The Bureau of Reclamation, slimmer now after former chief Dan Beard cut 1,500 from its workforce and $107 million from a $911 million budget, has a new boss.


"I don't have any agendas," says Commissioner Eluid Martinez, who worked as New Mexico's state engineer for four years. "I just want to do a good job for the West."


But environmentalists worry that if he does make waves, they might slosh in the wrong direction. They're concerned about his support for selling off small-scale water projects, and point to the 21 years he worked under the former New Mexico state engineer, Steve Reynolds, whom Martinez calls "the last of the great water buffaloes of the West."


"I learned just about everything I know about water administration from (Reynolds)," says Martinez.


That has David Henderson, director of the New Mexico state Audubon Society, concerned. "I never saw him as much of an administrator and now he's running a big agency," he says. However, Martinez supported an unsuccessful attempt to pass an instream flow law for New Mexico, Henderson says.
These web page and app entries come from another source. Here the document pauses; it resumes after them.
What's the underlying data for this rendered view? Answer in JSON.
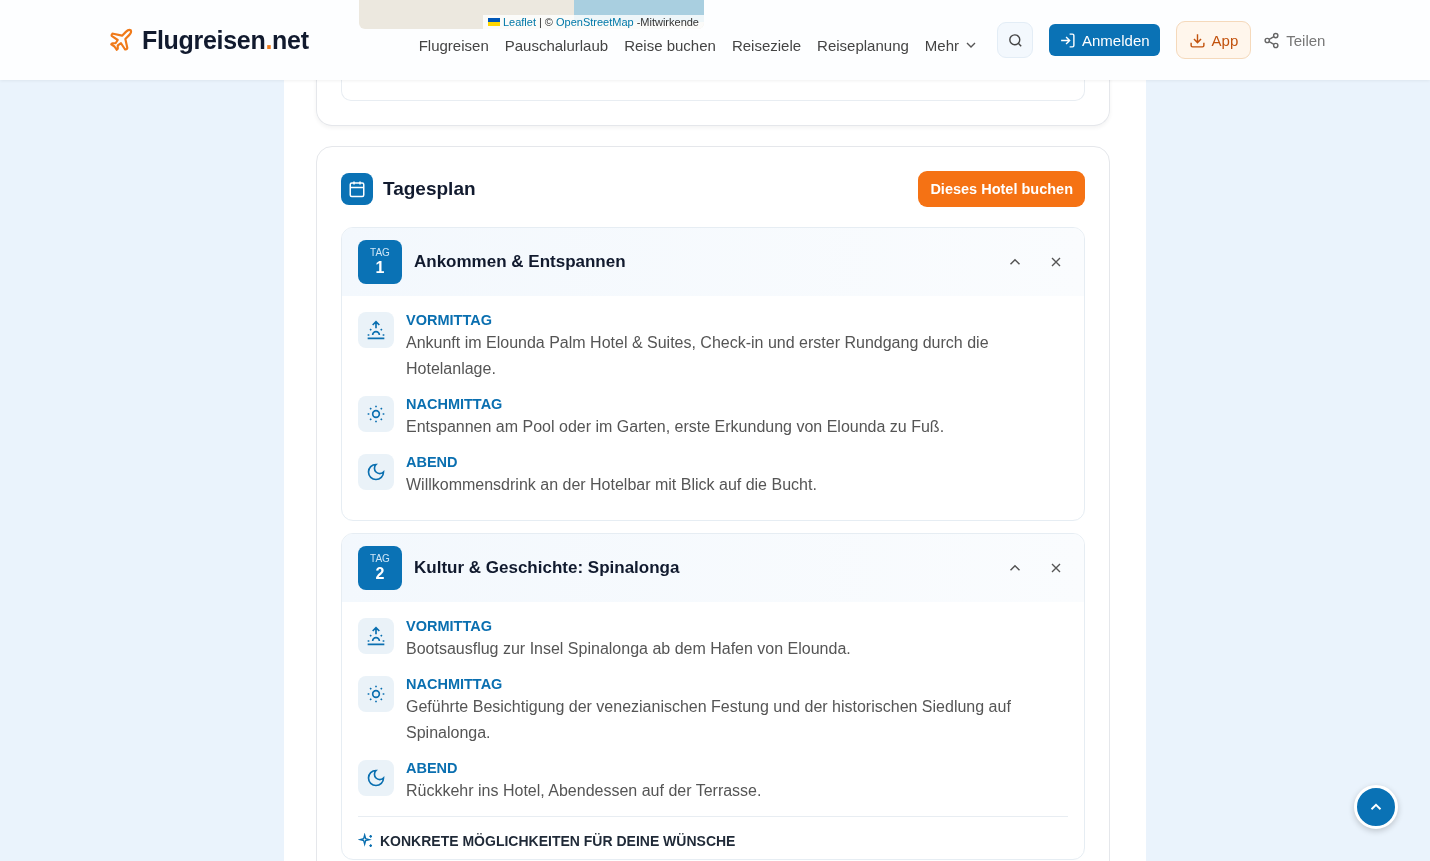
{
  "map": {
    "attribution": [
      {
        "kind": "link",
        "text": "Leaflet"
      },
      {
        "kind": "text",
        "text": "| ©"
      },
      {
        "kind": "link",
        "text": "OpenStreetMap"
      },
      {
        "kind": "text",
        "text": "-Mitwirkende"
      }
    ]
  },
  "header": {
    "logo": {
      "name": "Flugreisen",
      "dot": ".",
      "tld": "net"
    },
    "nav": [
      "Flugreisen",
      "Pauschalurlaub",
      "Reise buchen",
      "Reiseziele",
      "Reiseplanung"
    ],
    "more": "Mehr",
    "login": "Anmelden",
    "app": "App",
    "share": "Teilen"
  },
  "tagesplan": {
    "title": "Tagesplan",
    "book_button": "Dieses Hotel buchen",
    "days": [
      {
        "tag_label": "TAG",
        "number": "1",
        "title": "Ankommen & Entspannen",
        "expanded": true,
        "slots": [
          {
            "kind": "morning",
            "label": "VORMITTAG",
            "text": "Ankunft im Elounda Palm Hotel & Suites, Check-in und erster Rundgang durch die Hotelanlage."
          },
          {
            "kind": "afternoon",
            "label": "NACHMITTAG",
            "text": "Entspannen am Pool oder im Garten, erste Erkundung von Elounda zu Fuß."
          },
          {
            "kind": "evening",
            "label": "ABEND",
            "text": "Willkommensdrink an der Hotelbar mit Blick auf die Bucht."
          }
        ]
      },
      {
        "tag_label": "TAG",
        "number": "2",
        "title": "Kultur & Geschichte: Spinalonga",
        "expanded": true,
        "slots": [
          {
            "kind": "morning",
            "label": "VORMITTAG",
            "text": "Bootsausflug zur Insel Spinalonga ab dem Hafen von Elounda."
          },
          {
            "kind": "afternoon",
            "label": "NACHMITTAG",
            "text": "Geführte Besichtigung der venezianischen Festung und der historischen Siedlung auf Spinalonga."
          },
          {
            "kind": "evening",
            "label": "ABEND",
            "text": "Rückkehr ins Hotel, Abendessen auf der Terrasse."
          }
        ],
        "wishes_heading": "KONKRETE MÖGLICHKEITEN FÜR DEINE WÜNSCHE"
      }
    ]
  }
}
Martinez, in an interview, said he also sometimes crossed developers in New Mexico, halting one water-guzzling golf course and housing development near Taos. As for Animas-LaPlata, the West's long-delayed last dam, Martinez said while he supported it as a state engineer, he preferred not to comment as head of BuRec.


*Dustin Solberg